That is what it looks like for Belgians and their banks. People usually set up their first bank accounts as teenagers, and they tend to stay tied with the banks for years and years. In fact, most Belgians have relationships with their banks that last longer than their marriages. And even if some banks merge or are taken over by other rivals or change names or even roll out new technologies and services, their customers rarely change. It is, at least, a stable relationship. It might even be described as satisfying. But it is also a loveless marriage.
All this and more is revealed in Accenture’s Market Pulse Survey 2018. This is the latest in our annual surveys, which we have conducted since 2012, and it focuses on the experience and relationship Belgians have with their banks.
This year’s MPS was the result of an online survey of over a thousand banking customers. The objective was to have a deep understanding of what people really think about the principal custodians of our money.
The survey goes beyond familiar metrics like the net promoter score: rather than focus on numbers, it looks at feelings, which are easier to show. That way, banks have additional points of comparison against their peers and concrete areas to improve their customers’ brand perception.
There is no passion between Belgians and their banks. Customers take banks for granted
The data that comes back to us shows that there is no passion between Belgians and their banks. Customers take banks for granted. They see them as a commodity, as merely the instrument set up to look after their money. Even new services that make banking much easier, like payment apps, are simply tools. There is appreciation, but no ‘wow’ effect.
Here are a few telling statistics: 80% of customers are loyal and stay with their banks for more than 10 years. Only 22% would consider shopping around for better banking deals. A mammoth 85% customers said they are satisfied with their bank.
When you dig down, there is a bit more to this. The Market Pulse Survey found that the main reason customers gave for staying in their bank is out of habit - 36% said so. The next reason given, at 12%, is the location of the branches: in other words, customers are motivated by geographical convenience.

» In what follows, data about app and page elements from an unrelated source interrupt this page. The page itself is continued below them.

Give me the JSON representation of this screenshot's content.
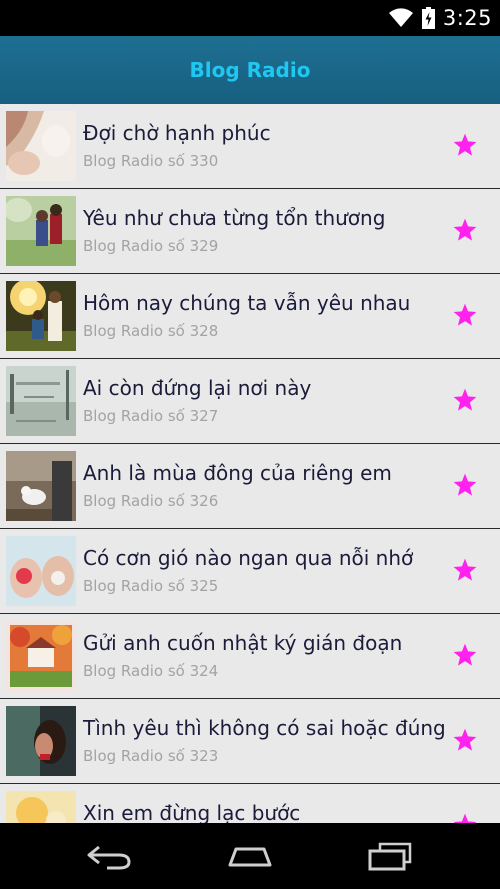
{
  "status_bar": {
    "time": "3:25",
    "icons": [
      "wifi-icon",
      "battery-charging-icon"
    ]
  },
  "app_bar": {
    "title": "Blog Radio"
  },
  "colors": {
    "app_bar_bg": "#1b6a8c",
    "title_color": "#1ec8f0",
    "star_color": "#ff22ee",
    "list_bg": "#e9e9e9"
  },
  "items": [
    {
      "title": "Đợi chờ hạnh phúc",
      "subtitle": "Blog Radio số 330",
      "icon": "star-icon"
    },
    {
      "title": "Yêu như chưa từng tổn thương",
      "subtitle": "Blog Radio số 329",
      "icon": "star-icon"
    },
    {
      "title": "Hôm nay chúng ta vẫn yêu nhau",
      "subtitle": "Blog Radio số 328",
      "icon": "star-icon"
    },
    {
      "title": "Ai còn đứng lại nơi này",
      "subtitle": "Blog Radio số 327",
      "icon": "star-icon"
    },
    {
      "title": "Anh là mùa đông của riêng em",
      "subtitle": "Blog Radio số 326",
      "icon": "star-icon"
    },
    {
      "title": "Có cơn gió nào ngan qua nỗi nhớ",
      "subtitle": "Blog Radio số 325",
      "icon": "star-icon"
    },
    {
      "title": "Gửi anh cuốn nhật ký gián đoạn",
      "subtitle": "Blog Radio số 324",
      "icon": "star-icon"
    },
    {
      "title": "Tình yêu thì không có sai hoặc đúng",
      "subtitle": "Blog Radio số 323",
      "icon": "star-icon"
    },
    {
      "title": "Xin em đừng lạc bước",
      "subtitle": "",
      "icon": "star-icon"
    }
  ],
  "nav_bar": {
    "icons": [
      "back-icon",
      "home-icon",
      "recents-icon"
    ]
  }
}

Given that many customers choose their bank when they are still living at home, there is a good chance that their decision is influenced by their parents. It means that a big explanation for a particular bank choice is ultimately quite banal: it comes down to the nearest branch or sticking with what the rest of the family has.

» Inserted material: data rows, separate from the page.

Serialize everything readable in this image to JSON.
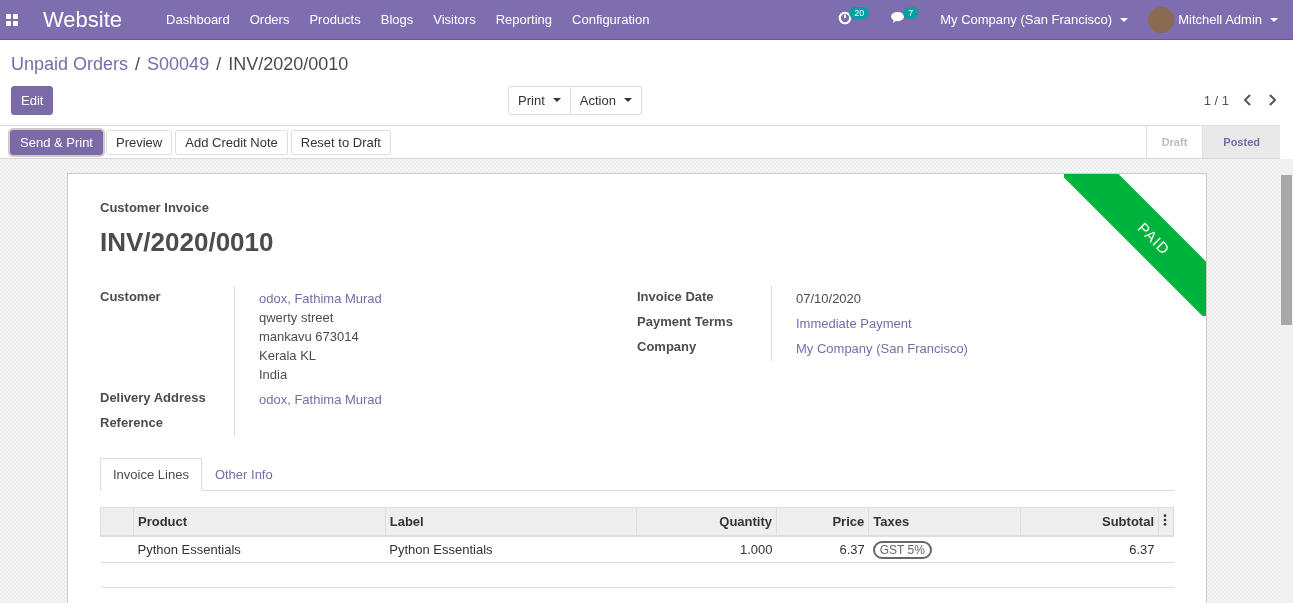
{
  "navbar": {
    "app_name": "Website",
    "menu": [
      "Dashboard",
      "Orders",
      "Products",
      "Blogs",
      "Visitors",
      "Reporting",
      "Configuration"
    ],
    "activity_count": "20",
    "message_count": "7",
    "company": "My Company (San Francisco)",
    "user": "Mitchell Admin"
  },
  "breadcrumbs": [
    {
      "label": "Unpaid Orders",
      "link": true
    },
    {
      "separator": "/",
      "label": "S00049",
      "link": true
    },
    {
      "separator": "/",
      "label": "INV/2020/0010",
      "link": false
    }
  ],
  "edit_button": "Edit",
  "dropdowns": [
    "Print",
    "Action"
  ],
  "pager": "1 / 1",
  "actions": [
    {
      "label": "Send & Print",
      "primary": true
    },
    {
      "label": "Preview",
      "primary": false
    },
    {
      "label": "Add Credit Note",
      "primary": false
    },
    {
      "label": "Reset to Draft",
      "primary": false
    }
  ],
  "statusbar": [
    {
      "label": "Draft",
      "selected": false
    },
    {
      "label": "Posted",
      "selected": true
    }
  ],
  "sheet": {
    "ribbon": "PAID",
    "title_label": "Customer Invoice",
    "title": "INV/2020/0010",
    "left_fields": [
      {
        "label": "Customer",
        "values": [
          {
            "text": "odox, Fathima Murad",
            "link": true
          },
          {
            "text": "qwerty street",
            "link": false
          },
          {
            "text": "mankavu 673014",
            "link": false
          },
          {
            "text": "Kerala KL",
            "link": false
          },
          {
            "text": "India",
            "link": false
          }
        ]
      },
      {
        "label": "Delivery Address",
        "values": [
          {
            "text": "odox, Fathima Murad",
            "link": true
          }
        ]
      },
      {
        "label": "Reference"
      }
    ],
    "right_fields": [
      {
        "label": "Invoice Date",
        "values": [
          {
            "text": "07/10/2020",
            "link": false
          }
        ]
      },
      {
        "label": "Payment Terms",
        "values": [
          {
            "text": "Immediate Payment",
            "link": true
          }
        ]
      },
      {
        "label": "Company",
        "values": [
          {
            "text": "My Company (San Francisco)",
            "link": true
          }
        ]
      }
    ],
    "tabs": [
      {
        "label": "Invoice Lines",
        "selected": true
      },
      {
        "label": "Other Info",
        "selected": false
      }
    ],
    "table": {
      "columns": [
        {
          "label": "Product",
          "kind": "text"
        },
        {
          "label": "Label",
          "kind": "text"
        },
        {
          "label": "Quantity",
          "kind": "number"
        },
        {
          "label": "Price",
          "kind": "number"
        },
        {
          "label": "Taxes",
          "kind": "tags"
        },
        {
          "label": "Subtotal",
          "kind": "number"
        }
      ],
      "rows": [
        {
          "cells": [
            {
              "kind": "text",
              "text": "Python Essentials"
            },
            {
              "kind": "text",
              "text": "Python Essentials"
            },
            {
              "kind": "text",
              "text": "1.000"
            },
            {
              "kind": "text",
              "text": "6.37"
            },
            {
              "kind": "tag",
              "text": "GST 5%"
            },
            {
              "kind": "text",
              "text": "6.37"
            }
          ]
        }
      ]
    }
  }
}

Banks are, of course, an integral part of our lives, even if we rarely spend much time thinking of them. But the brand relationship is not one of pride. Customers do not sense the same powerful connection that they might have with other brands, like their cellphones (think of how people feel about their iPhones or Samsungs), or cars (are you a BMW, Renault or Tesla person?).
Banks could come to rue their complacency about Belgian customers
Asked what they would do if they could start all over again, 31% of customers said they would not know which bank to choose. That is more than twice the score of the first actual name mentioned as an alternative partner. In other words, we could find Belgians switching partners to younger, sexier and richer rivals.
If the relationship really is like a loveless marriage, this could spell bad news for established banks. Financial services in Belgium are changing as new services emerge and new challengers enter the market. Digital technologies are driving customer satisfaction, but at the same time there is an increased risk in transforming the relationship into a long distance one, without any human contact.
If someone has the guts to really disrupt the market, using information like our Market Pulse Survey, they could make a real impact. And the disruption might not even come from inside the Belgian market, but from the outside. New European Union financials regulations - like the GDPR on privacy or the rules on portability of accounts – now make it easier than ever to switch banks.
The banking environment is ripe for change and these marriage vows will be severely tested in the next few years. Banks could come to rue their complacency about Belgian customers.
How can banks address this issue? Our survey offered some clues about what customers are looking for. Please find below the next parts of our analysis.
Belgian banks often appear locked in a loveless marriage with their customers. In the second article in a three-part analysis of Accenture’s Market Pulse Survey 2018, we reveal what banks can do to turn the relationship into one that engages and enthuses customers.
It’s a challenge for many banks today: how to offer consumers digital support as well as a human touch? In our third analysis of Accenture’s Market Pulse Survey 2018, we look at how banks need to find a balance between offering people online control while giving them trust with human interactions.